Blog U › 
  • Mama PhD

    Mothers attempting to balance parenthood and academics.

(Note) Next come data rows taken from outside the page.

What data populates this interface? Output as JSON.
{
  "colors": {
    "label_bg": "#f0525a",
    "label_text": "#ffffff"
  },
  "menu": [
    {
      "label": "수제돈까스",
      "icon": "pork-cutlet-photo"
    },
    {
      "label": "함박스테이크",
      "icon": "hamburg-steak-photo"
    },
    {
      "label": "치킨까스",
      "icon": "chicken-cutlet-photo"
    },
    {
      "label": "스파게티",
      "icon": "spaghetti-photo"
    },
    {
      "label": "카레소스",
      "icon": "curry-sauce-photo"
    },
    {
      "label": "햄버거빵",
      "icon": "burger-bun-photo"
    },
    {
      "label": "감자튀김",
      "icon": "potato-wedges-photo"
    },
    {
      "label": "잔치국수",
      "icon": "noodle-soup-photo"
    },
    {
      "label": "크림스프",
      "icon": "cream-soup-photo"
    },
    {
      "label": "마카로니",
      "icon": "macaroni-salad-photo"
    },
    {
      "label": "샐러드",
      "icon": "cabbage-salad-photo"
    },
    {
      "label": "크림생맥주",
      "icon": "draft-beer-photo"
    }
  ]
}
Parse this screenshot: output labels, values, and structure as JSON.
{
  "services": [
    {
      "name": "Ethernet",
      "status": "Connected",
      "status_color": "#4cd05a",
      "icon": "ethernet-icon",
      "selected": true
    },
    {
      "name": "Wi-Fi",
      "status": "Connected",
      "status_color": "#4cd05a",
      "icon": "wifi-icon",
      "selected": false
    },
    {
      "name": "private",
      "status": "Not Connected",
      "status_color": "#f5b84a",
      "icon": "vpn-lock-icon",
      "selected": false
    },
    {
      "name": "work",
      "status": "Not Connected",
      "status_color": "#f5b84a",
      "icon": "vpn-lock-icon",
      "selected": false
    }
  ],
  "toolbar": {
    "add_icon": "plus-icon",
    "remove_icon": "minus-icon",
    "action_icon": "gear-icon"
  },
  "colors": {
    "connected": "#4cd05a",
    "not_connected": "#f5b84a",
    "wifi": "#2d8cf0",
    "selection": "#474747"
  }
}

Mothering at Mid-Career: Bullet Points on women in the news
October 26, 2009 - 10:19pm
  • --Joann Lipman notes in the New York Times that women's advances in the work force seem to have stalled since 9/11/2001, despite the fact that women make up half the work force, and "mothers are the major breadwinners in 40 percent of families." As one of those major breadwinners, I could wish that Lipman had followed through on her analysis of the reasons for women's lack of progress in the work force. Instead, the article ends with advice that sounds like it came from a women's magazine, not the "paper of record: she advises women to be self-confident, have a sense of humor, and "don’t be afraid to be a girl." It's not quite clear how following this advice would have kept reporters from making fun of Hillary Clinton's "cankles," however, let alone how it would help women achieve pay equity.
  • --Manohla Dargis, also writing in the Times, suggests that "for actresses, it is no longer enough to be young and beautiful onscreen, they have to be dead and famous, too." She notes that, since 2000, "six of the best actress awards were for biographical performances, most of dead women." I'm not sure what this suggests, but it doesn't sound good. How does this piece relate to Lipman's? Do Coco Chanel, Edith Piaf, Julia Child, and Amelia Earhart represent better role models for contemporary feminists than Hillary Clinton? Inquiring minds want to know—but since I don't have time to watch movies, I can't judge.
  • --Then again, Francine Prose reviews Gail Collins's book, When Everything Changed, and suggests that the women's movement did indeed make a difference. At least, as she points out, our employers can no longer ask our weight as part of the employment process. Unless perhaps we are auditioning for the part of a dead woman. Or running for office (see Lipman, again).
  • --Bringing this back to the academy: Susan O'Doherty's blog post on having a baby in grad school seemed to touch a chord for a number of readers. O'Doherty's blog post references Mary Ann Mason's piece in the Chronicle on the same topic, and I'm especially struck by all the comments on both pieces. I didn't see Mason asking for the academy to accommodate graduate student parents—rather, she seemed to be wondering out loud why more graduate students didn't become parents, given that both biologically and, in some cases, professionally, it may be the best time to do so. (She makes a big exception for the sciences, however.)
  • --For me, having a baby in graduate school was easier than doing it on the tenure track. In graduate school I had flexible hours, excellent health care, and a husband on the same schedule as mine. As a tenure-track assistant professor I had more money but far less time.
  • --But that's just me. I finished my Ph.D. when there was still a little bit of money in the University of California system, and that made a big difference, as did supportive friends and a terrific cooperative nursery school. Since my second child was born, however, my home institution has started providing a workable parental leave policy. So if I were making the decision today, the tenure track might seem a more hospitable environment for child-bearing than graduate school.
  • --What to do with all of the above? Clearly gender has not ceased to be an issue for the academy or the culture at large. My hope is that this generation of young women—my daughter, my students — will be able to change the conversation a bit, shifting the focus to the things we share with our male colleagues, our childless colleagues, with breadwinners and part-timers. And maybe by then we'll have some role models who aren't dead yet.
  •  

     

    Please review our commenting policy here.

    Most

    • Viewed
    • Commented
    • Past:
    • Day
    • Week
    • Month
    • Year
    Loading results...
    Back to Top